The Power of Copying a Text
The power of a text is different when it is read from when it is copied out.
Only the copied text thus commands the soul of him who is occupied with it,
whereas the mere reader never discovers the new aspects of his inner self that are opened by the text,
that road cut through the interior jungle forever closing behind it:
because the reader follows the movement of his mind in the free flight of day-dreaming,
whereas the copier submits it to command.
Want to learn from your reading? Start copying.
Just as countless scholars and thinkers have done through the centuries, use a simple commonplace book to capture ideas, thoughts, and phrases from the books you read. Commonplacing is a time-tested method for absorbing concepts and ideas. Famous people such as Cicero, Marcus Aurelius, Shakespeare, Thomas Jefferson, and John Milton diligently copied in order to learn or to gather ideas as food for thought. You can browse through some of these commonplace books at the websites of the British Library (Renaissance Commonplace Books exhibit) and the Library of Congress (Thomas Jefferson’s books are particularly interesting).
Long before I knew it was a standard, well-known practice, I was keeping quotes in little notebooks. As a teen, I gleaned quotes from the Reader’s Digest, scripture, my well-loved copy of 101 Famous Poems, favorite novels, and more.

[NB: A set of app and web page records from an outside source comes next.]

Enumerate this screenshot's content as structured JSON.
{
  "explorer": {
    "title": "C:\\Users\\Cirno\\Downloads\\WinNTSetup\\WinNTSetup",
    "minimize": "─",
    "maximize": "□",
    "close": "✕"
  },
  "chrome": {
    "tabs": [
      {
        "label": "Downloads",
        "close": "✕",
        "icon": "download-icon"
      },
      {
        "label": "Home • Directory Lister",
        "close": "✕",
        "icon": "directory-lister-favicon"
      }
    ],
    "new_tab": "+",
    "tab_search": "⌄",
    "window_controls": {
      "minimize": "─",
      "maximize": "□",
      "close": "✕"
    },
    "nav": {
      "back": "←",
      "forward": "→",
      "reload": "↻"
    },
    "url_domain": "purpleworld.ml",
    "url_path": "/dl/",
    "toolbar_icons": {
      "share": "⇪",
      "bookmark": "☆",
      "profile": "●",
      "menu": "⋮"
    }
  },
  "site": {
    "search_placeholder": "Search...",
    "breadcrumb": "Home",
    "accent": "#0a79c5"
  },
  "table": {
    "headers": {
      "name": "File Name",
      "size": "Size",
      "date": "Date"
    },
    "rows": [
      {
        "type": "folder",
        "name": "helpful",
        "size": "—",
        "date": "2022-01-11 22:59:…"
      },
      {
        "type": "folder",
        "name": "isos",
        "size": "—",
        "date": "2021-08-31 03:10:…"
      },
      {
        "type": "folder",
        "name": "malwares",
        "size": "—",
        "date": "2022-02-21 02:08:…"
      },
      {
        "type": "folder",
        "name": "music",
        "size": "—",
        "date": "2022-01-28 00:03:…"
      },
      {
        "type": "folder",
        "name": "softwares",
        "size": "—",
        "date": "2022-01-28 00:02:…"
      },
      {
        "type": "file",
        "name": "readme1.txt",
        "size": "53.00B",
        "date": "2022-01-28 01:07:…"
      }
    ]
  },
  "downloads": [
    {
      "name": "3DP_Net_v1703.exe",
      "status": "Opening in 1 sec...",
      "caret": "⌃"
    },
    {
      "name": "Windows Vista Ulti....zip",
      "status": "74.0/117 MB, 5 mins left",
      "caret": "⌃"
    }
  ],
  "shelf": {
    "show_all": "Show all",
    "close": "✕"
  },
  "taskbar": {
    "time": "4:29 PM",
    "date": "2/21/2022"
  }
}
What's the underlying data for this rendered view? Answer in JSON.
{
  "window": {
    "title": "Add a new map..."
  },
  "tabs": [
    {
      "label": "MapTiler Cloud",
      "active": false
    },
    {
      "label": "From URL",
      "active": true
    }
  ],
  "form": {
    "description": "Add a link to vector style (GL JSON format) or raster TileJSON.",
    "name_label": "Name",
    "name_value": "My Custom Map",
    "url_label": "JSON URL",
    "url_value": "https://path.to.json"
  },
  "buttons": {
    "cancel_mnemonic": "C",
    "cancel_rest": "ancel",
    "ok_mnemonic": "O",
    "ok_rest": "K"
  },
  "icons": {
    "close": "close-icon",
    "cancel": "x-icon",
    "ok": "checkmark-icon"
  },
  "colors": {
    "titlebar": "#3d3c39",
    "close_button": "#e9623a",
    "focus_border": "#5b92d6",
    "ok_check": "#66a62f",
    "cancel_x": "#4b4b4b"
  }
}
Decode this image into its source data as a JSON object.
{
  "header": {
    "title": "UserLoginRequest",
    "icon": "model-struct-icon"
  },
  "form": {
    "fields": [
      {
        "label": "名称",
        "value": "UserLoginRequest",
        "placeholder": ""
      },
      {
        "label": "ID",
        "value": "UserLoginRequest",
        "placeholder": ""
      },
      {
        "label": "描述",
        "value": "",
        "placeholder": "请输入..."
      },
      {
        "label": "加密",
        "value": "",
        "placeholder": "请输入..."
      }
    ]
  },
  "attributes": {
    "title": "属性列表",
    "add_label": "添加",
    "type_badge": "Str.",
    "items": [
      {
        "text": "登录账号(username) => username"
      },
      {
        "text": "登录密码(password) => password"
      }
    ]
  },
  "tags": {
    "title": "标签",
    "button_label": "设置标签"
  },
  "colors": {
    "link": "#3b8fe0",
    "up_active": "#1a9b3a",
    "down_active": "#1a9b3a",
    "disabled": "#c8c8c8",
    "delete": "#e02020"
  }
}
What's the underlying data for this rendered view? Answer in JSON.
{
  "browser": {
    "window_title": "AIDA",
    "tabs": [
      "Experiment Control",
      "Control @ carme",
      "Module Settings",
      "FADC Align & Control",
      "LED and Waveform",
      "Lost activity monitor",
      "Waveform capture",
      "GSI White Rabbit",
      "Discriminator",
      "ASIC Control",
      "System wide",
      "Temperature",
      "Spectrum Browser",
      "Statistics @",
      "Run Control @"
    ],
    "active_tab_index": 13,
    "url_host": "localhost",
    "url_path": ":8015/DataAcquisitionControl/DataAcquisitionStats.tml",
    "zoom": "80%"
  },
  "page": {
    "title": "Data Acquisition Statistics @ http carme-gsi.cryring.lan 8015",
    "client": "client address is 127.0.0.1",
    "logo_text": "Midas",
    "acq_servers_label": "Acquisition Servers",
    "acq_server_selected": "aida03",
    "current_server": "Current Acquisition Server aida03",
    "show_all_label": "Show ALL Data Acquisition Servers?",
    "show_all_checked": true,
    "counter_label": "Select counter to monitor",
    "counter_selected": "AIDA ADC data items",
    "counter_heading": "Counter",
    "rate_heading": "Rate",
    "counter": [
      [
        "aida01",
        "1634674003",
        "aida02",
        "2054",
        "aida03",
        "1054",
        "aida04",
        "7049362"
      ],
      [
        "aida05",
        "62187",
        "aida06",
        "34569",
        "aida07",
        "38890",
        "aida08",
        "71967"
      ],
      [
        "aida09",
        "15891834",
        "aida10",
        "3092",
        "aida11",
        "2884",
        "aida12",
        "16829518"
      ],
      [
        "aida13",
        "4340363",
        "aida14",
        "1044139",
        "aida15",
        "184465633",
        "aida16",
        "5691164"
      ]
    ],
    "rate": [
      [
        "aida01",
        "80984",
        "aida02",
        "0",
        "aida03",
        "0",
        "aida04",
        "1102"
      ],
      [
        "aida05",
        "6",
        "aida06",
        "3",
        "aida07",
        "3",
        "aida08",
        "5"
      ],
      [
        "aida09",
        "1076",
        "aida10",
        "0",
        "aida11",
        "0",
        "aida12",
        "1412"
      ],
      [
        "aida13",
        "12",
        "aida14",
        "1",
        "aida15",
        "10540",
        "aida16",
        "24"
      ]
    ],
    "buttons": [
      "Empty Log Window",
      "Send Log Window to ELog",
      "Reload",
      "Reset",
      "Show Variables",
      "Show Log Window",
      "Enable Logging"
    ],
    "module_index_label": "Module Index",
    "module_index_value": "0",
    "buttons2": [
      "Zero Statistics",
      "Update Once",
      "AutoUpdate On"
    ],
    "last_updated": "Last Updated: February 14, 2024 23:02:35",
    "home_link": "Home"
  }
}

One quote that I transferred from book to book for many years was Ardis Whitman’s succinct admonition that “Freedom is not in doing what you want to do, but in becoming what you want to be.” It served as a reminder to me that the way I chose to spend time had the power to shape my life.
Copying as part of language arts
Charlotte Mason recommended copywork as part of the language arts curriculum, and I second that suggestion. Copying a text is a powerful way, not only to practice writing mechanics, but also to absorb the cadence of an author’s prose, the fluidity of each sentence, and most of all, the deep meaning of the passage. If you want your students to memorize anything, the first place to begin is by having them copy it.
I learned the power of copying when I did calligraphy for hire. Writing out a text gave me time to reflect on meaning, prose style, and more. Poetry and verses that I copied have remained with me, even decades later. Copying is a relatively simple activity that can make your student a better writer. I hope you’ll try it!